Honeymoon: Two young and successful Nigerians have an arranged marriage and, knowing very little of each other, must work through their differences in a tropical paradise. Directed by HBO’s Insecure producer and writer Amy Aniobi, Honeymoon is a modern take on arranged marriages. It encapsulates the fears of many single Black women and men in slightly under 15 minutes. The hope and dreams for relationships, amidst societal pressures to feel validated, are cleverly introduced with snappy dialogue and great performances. Stay for the end credits for Aniobi’s adorable parents Felix and Therese, who talk about their arranged marriage.
The Erasure: This poignant and sobering short written and directed by Akeallah Blair uses a Purge-like annual occurrence run by The Confederation, an alt-right group, to highlight the issue of missing Black and Brown women in the U.S. We meet a teenage girl, an established doctor, and a mother kidnapped as part of the event that receives no media coverage or police involvement, just like the real-life cases of missing BIPOC women and girls.
Emerger: Kadjou Sambe is a young African woman born and raised in Dakar, Senegal. She is the first female surfer in Dakar and overcomes societal and religious restrictions that made practicing challenging to navigate. She would sneak out in traditional dress and change to go surf. We follow her as she explores her love for surfing and is discovered by the film’s producer, Rhonda Harper, the founder of Black Girl Surf, a club created for Black women and girls who love the sport. Stunning cinematography and candid interviews make this inspiring film my favorite of the festival.
Home Room: Homeless student Shea (Bobbi MacKenzie) must grapple with staying on top of schoolwork and living on the street. With a heart-melting performance by MacKenzie, this short, directed by Tony Fair, looks at the systemic issues with homelessness, the shelter system, and the stigmas attached.
Watching the Storm: Director Sheena D. Carter takes us into the fascinating world of horology with native Baltimore resident Steven Richardson. His love of watchmaking took him from the drug-filled streets of his Baltimore neighborhood to New York, where he created a name for himself with handcrafted watches that become a favorite of the rich and famous. The death of Freddie Gray spurs him to return to Baltimore to uplift youth with his love of watchmaking.
Impress: When an awkward young woman decides to go on a date after a long stint of being single, her two friends decide to help her remotely to snag a cute guy. This hilarious take on modern dating stars Anteniese Henderson as Presly, who struggles with her uncool environmentalist hobbies and what her friends think will attract her date.
Steve: When a single woman discovers a mouse in her New York City apartment, all hell breaks loose as her game plan of pest removal goes off the rails.
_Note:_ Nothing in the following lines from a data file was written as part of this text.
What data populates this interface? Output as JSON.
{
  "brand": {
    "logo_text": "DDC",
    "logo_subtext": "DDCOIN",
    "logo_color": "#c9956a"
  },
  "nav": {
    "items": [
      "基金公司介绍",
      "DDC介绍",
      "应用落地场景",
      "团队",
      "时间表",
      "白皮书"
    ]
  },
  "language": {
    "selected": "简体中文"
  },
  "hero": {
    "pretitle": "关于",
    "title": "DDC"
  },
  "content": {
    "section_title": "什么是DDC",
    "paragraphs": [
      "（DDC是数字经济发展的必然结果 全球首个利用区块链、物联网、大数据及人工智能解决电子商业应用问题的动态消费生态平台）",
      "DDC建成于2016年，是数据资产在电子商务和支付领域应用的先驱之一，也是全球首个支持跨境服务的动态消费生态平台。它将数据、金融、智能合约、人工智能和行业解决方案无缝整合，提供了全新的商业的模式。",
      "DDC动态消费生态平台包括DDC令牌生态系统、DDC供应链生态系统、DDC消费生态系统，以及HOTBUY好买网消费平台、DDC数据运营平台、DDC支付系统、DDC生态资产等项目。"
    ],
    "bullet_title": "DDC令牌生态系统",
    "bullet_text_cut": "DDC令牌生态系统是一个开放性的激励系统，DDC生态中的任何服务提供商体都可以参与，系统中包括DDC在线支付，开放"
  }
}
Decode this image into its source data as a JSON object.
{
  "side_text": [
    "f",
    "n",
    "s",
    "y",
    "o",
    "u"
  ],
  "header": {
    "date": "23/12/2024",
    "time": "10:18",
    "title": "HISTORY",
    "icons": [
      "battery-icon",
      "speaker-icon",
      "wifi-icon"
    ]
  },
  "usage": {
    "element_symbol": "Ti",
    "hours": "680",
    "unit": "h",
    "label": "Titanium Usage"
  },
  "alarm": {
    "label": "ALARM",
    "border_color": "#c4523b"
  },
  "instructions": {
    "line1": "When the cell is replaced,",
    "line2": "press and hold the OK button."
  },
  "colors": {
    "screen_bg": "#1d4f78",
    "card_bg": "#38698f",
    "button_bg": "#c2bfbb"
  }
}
See this for the LOL performance from Amber Iman and Keith Randolph Smith, who plays her father, the superb writing by Iman, and the bittersweet scenes in the before-times of New York. For anyone with an eagle eye, P-Valley‘s Lil Murda played by J. Alphonse Nicholson, makes a cameo as a C, entral Park drummer.